What you are asked to do:
Look below. Copy each line that has "timecode" in it.

Information provided:
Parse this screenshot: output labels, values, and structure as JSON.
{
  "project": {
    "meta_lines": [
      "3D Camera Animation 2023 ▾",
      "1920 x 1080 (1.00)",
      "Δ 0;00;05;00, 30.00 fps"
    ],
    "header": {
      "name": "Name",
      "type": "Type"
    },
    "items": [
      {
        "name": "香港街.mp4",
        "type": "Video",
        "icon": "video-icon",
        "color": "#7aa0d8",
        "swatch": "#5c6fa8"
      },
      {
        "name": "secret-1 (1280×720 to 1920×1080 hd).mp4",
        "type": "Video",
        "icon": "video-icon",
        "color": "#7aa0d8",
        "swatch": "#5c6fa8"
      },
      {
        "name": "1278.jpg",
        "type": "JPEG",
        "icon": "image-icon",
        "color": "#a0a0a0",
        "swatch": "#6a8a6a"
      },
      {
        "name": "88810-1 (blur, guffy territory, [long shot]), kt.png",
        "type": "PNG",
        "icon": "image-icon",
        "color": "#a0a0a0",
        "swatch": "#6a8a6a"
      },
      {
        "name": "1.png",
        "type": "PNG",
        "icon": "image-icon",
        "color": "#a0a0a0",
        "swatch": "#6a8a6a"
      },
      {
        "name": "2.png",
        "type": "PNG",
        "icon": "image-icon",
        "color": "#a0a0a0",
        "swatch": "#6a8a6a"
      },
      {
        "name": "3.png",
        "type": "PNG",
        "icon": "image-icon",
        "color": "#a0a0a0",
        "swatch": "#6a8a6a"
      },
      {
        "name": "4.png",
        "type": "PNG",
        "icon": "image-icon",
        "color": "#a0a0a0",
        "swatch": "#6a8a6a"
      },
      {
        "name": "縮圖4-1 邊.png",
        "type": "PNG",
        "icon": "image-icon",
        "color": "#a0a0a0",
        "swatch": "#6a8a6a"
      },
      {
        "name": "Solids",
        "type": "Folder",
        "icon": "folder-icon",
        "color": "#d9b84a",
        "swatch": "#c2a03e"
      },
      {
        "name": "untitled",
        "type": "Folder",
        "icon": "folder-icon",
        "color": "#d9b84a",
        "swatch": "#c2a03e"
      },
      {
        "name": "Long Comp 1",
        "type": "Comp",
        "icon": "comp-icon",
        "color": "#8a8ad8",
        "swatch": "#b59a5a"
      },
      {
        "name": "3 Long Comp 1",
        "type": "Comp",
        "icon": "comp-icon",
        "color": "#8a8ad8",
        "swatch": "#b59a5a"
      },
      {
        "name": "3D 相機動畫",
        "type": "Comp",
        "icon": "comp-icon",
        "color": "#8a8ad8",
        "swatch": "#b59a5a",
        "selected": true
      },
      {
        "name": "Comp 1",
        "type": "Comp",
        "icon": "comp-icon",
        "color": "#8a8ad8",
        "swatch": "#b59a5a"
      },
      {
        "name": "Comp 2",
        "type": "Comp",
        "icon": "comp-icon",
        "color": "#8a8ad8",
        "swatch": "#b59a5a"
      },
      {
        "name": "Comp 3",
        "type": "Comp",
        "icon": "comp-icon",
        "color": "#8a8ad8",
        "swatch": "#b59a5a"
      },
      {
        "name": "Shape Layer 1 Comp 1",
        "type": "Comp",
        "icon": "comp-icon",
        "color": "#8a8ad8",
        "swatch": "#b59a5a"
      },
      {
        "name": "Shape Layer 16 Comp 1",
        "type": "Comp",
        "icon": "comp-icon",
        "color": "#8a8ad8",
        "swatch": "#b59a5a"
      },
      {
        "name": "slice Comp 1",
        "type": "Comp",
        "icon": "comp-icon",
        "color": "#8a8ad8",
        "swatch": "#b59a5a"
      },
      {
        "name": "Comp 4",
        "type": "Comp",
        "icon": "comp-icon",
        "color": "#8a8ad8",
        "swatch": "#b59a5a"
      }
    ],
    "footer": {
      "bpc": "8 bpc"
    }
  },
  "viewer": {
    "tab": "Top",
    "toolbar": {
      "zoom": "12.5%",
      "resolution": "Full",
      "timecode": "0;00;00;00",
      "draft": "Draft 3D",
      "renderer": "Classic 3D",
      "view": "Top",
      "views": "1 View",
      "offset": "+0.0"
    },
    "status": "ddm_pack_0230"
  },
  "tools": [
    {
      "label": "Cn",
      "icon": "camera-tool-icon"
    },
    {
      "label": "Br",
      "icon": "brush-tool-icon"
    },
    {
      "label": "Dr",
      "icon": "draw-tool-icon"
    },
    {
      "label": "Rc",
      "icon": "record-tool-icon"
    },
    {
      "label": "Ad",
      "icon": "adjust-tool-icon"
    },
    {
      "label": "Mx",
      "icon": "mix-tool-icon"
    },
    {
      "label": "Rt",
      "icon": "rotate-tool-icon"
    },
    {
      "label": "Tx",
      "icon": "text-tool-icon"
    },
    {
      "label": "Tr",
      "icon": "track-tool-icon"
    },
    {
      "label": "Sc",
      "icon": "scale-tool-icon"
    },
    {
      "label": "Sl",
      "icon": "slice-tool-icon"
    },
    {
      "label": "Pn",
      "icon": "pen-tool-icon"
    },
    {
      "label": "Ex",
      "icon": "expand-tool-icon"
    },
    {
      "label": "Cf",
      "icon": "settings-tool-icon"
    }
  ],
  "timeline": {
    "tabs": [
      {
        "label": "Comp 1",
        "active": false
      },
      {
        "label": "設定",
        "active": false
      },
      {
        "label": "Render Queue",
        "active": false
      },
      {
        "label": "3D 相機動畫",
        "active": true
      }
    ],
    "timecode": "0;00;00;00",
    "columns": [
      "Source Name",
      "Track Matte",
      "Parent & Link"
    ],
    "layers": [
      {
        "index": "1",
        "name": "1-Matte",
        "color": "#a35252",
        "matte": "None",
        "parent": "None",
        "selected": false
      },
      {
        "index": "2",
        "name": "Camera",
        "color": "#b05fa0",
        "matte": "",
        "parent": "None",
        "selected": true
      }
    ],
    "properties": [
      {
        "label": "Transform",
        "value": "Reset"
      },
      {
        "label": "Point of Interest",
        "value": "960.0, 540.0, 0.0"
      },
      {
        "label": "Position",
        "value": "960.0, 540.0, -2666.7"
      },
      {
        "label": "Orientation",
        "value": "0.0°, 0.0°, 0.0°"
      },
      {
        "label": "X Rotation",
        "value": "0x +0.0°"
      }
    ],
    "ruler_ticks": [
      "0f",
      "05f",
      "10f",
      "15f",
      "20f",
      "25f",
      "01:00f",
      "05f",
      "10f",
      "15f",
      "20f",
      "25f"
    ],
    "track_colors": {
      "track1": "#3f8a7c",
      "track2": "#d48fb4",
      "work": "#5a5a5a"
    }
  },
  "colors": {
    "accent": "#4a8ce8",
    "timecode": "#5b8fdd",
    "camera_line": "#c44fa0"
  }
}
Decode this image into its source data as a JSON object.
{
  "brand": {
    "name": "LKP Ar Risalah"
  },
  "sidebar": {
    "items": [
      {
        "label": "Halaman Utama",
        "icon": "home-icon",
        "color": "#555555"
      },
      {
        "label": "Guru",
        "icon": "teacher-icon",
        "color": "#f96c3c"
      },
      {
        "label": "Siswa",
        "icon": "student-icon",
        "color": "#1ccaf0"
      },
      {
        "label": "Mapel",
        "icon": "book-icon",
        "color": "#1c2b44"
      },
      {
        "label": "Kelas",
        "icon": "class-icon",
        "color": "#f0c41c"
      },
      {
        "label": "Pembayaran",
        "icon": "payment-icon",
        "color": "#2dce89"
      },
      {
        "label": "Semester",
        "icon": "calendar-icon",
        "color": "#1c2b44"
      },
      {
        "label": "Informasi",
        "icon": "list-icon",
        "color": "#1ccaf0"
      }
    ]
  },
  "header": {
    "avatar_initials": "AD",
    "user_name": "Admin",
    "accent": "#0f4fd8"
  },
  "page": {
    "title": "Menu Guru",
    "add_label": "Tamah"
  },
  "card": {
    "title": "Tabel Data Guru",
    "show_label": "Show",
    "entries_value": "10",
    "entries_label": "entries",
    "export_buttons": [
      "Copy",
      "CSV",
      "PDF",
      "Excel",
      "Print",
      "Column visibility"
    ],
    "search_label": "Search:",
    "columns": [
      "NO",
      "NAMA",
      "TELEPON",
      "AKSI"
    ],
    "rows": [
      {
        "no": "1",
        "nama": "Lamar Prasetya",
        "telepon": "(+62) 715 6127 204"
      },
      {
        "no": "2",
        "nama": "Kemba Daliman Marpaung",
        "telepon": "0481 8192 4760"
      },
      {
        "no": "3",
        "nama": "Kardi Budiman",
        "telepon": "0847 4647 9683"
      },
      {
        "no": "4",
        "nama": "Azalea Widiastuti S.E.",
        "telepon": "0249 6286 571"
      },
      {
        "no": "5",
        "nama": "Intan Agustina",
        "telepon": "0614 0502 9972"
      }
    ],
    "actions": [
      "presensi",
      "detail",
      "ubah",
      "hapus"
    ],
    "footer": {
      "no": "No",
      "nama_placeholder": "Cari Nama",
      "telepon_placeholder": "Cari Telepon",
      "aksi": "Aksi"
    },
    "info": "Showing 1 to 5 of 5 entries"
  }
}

Exercise solution:
      "timecode": "0;00;00;00",
    "timecode": "0;00;00;00",
    "timecode": "#5b8fdd",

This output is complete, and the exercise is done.